Tuesday, January 21, 2003

Raid silences Malaysian news Web site

By Dave Brewer in London

KUALA LUMPUR, Malaysia -- One of Malaysia's only independent news groups was temporarily silenced Monday after a raid by government officials.
A policeman confiscates computers during a raid of the office of Internet newspaper, Malaysiakini
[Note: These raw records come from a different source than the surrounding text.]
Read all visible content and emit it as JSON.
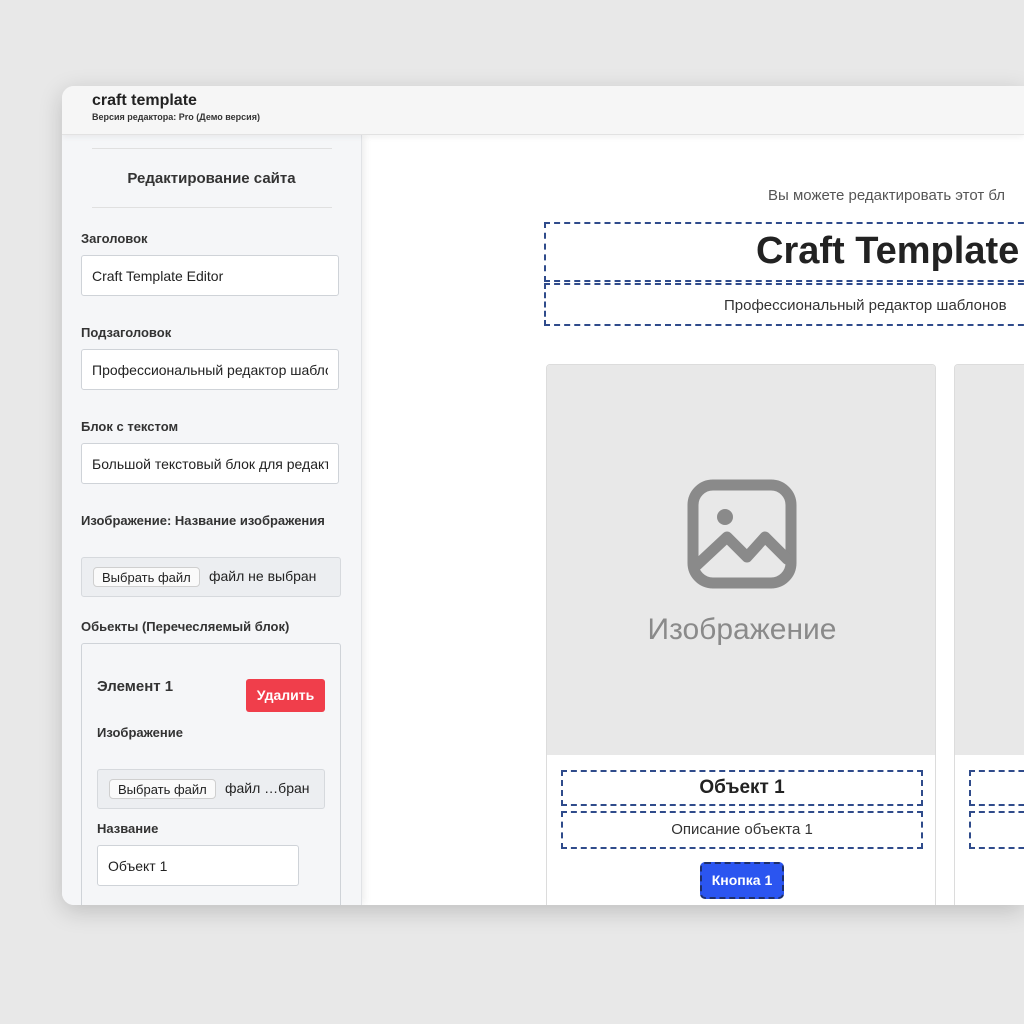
{
  "app": {
    "title": "craft template",
    "subtitle": "Версия редактора: Pro (Демо версия)"
  },
  "sidebar": {
    "heading": "Редактирование сайта",
    "fields": {
      "title_label": "Заголовок",
      "title_value": "Craft Template Editor",
      "subtitle_label": "Подзаголовок",
      "subtitle_value": "Профессиональный редактор шаблонов",
      "text_label": "Блок с текстом",
      "text_value": "Большой текстовый блок для редактирования",
      "image_label": "Изображение: Название изображения",
      "file_button": "Выбрать файл",
      "file_status": "файл не выбран"
    },
    "objects": {
      "label": "Обьекты (Перечесляемый блок)",
      "element_title": "Элемент 1",
      "delete_button": "Удалить",
      "image_label": "Изображение",
      "file_button": "Выбрать файл",
      "file_status": "файл …бран",
      "name_label": "Название",
      "name_value": "Объект 1"
    }
  },
  "preview": {
    "hint": "Вы можете редактировать этот бл",
    "title": "Craft Template",
    "subtitle": "Профессиональный редактор шаблонов",
    "card": {
      "image_placeholder": "Изображение",
      "title": "Объект 1",
      "description": "Описание объекта 1",
      "button": "Кнопка 1"
    }
  },
  "colors": {
    "accent_blue": "#2b55f0",
    "danger_red": "#f03e4b",
    "dashed_outline": "#2f4b8b"
  }
}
According to the operators of the Malaysiakini Web site, essential computer equipment needed to update and manage their online news service was confiscated in the raid.
The authorities, who moved in at lunchtime local time, said they were taking the action because a letter, published on the site had made false accusations and questioned special rights accorded to ethnic Malays.
They said such comments could instill hatred towards the government in non-Malay Malaysians.
Officials said they were investigating a police report relating to a charge under Malaysia's Sedition Act.
In all 14 newsroom computers were removed and four servers worth around RM150,000 ($40,000).
According to Azimi Daim, the information chief of Umno Youth, the Malay partner of the ruling coalition, the letter at the center of the investigation falsely accused the government of ignoring the benefits of indigenous people, known as "orang asli", and claimed allowances and medical care are only given to those who become Muslims.
"It also implied that Malays are the cause of poverty among Indians as Malay businessmen were said to have bought plantations for project development," he said.
Malaysiakini said the removal of the computer equipment left its team of journalists unable to update stories to the site.
However, the group said it was now working on other ways of producing news updates and the site can still be viewed. But all newsrooms tools, including the software for producing stories on the site, the content management system, have been confiscated.
The site has been operating from offices in Kuala Lumpur for three years and has built a following of users at home and abroad willing to pay a subscription for its news service.
Malaysiakini editor Steven Gan said that Malaysiakini's letters forum was set up to encourage free and open discussion on controversial issues.
"But that does not mean we publish letters without due care,' he said.
"We exercise a strict selective process in which letters that are considered personal attacks or those which could possibly breach existing laws are left out," he said.
"We believe that the said letter did not carry any seditious remarks that could incite racial violence, but was based on a factual comparative study."
Today's police report is the third made against Malaysiakini since its launch three years ago.
In March 2001, police in the Malaysian state of Selangor lodged a report against the Web site for quoting opposition comments questioning the official death toll from racial rioting in the city of Petaling Jaya.
In July of the same year, a university student leader filed a report claiming that a letter published on Malaysiakini bearing his name was not written by him.
But this is the first time that the site has, effectively, been silenced -- although Gan says he is planning on resuming Malaysiakini's news service as soon as possible.